§ **Task to carry out**
Going through the data below, copy out each line where the word "JSON" shows up.

§ **Information**

↓↓↓

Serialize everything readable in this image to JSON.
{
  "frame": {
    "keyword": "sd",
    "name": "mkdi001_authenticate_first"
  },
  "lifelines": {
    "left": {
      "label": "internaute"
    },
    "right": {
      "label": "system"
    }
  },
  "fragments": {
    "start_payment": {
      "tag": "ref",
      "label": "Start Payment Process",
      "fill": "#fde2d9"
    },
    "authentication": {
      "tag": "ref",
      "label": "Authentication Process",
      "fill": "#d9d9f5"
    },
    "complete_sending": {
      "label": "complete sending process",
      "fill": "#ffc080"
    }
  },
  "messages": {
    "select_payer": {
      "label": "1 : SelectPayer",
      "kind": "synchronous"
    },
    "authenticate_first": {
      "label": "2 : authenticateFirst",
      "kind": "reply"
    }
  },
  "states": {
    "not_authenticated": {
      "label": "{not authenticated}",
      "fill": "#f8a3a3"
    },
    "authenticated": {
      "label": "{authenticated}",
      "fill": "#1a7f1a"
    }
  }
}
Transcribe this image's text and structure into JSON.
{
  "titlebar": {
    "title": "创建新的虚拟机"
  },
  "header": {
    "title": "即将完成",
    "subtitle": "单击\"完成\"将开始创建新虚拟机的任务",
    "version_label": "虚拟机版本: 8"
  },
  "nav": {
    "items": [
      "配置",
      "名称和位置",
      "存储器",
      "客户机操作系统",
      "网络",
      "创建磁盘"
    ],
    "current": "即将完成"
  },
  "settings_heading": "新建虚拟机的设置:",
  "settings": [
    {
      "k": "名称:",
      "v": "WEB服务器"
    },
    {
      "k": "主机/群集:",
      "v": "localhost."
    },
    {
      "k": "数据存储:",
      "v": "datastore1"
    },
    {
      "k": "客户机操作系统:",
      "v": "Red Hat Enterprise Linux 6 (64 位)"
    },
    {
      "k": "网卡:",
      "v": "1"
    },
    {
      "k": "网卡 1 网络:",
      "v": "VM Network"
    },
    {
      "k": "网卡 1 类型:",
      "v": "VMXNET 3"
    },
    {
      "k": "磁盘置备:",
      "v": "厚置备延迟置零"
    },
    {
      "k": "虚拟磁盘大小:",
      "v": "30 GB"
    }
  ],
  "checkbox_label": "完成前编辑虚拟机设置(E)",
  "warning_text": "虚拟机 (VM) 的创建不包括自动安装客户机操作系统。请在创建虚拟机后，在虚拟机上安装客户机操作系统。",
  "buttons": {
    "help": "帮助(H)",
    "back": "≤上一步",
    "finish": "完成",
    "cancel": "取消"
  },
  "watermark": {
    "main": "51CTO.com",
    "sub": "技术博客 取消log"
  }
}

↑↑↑

§ **Written answer**
Serialize everything readable in this image to JSON.
Transcribe this image's text and structure into JSON.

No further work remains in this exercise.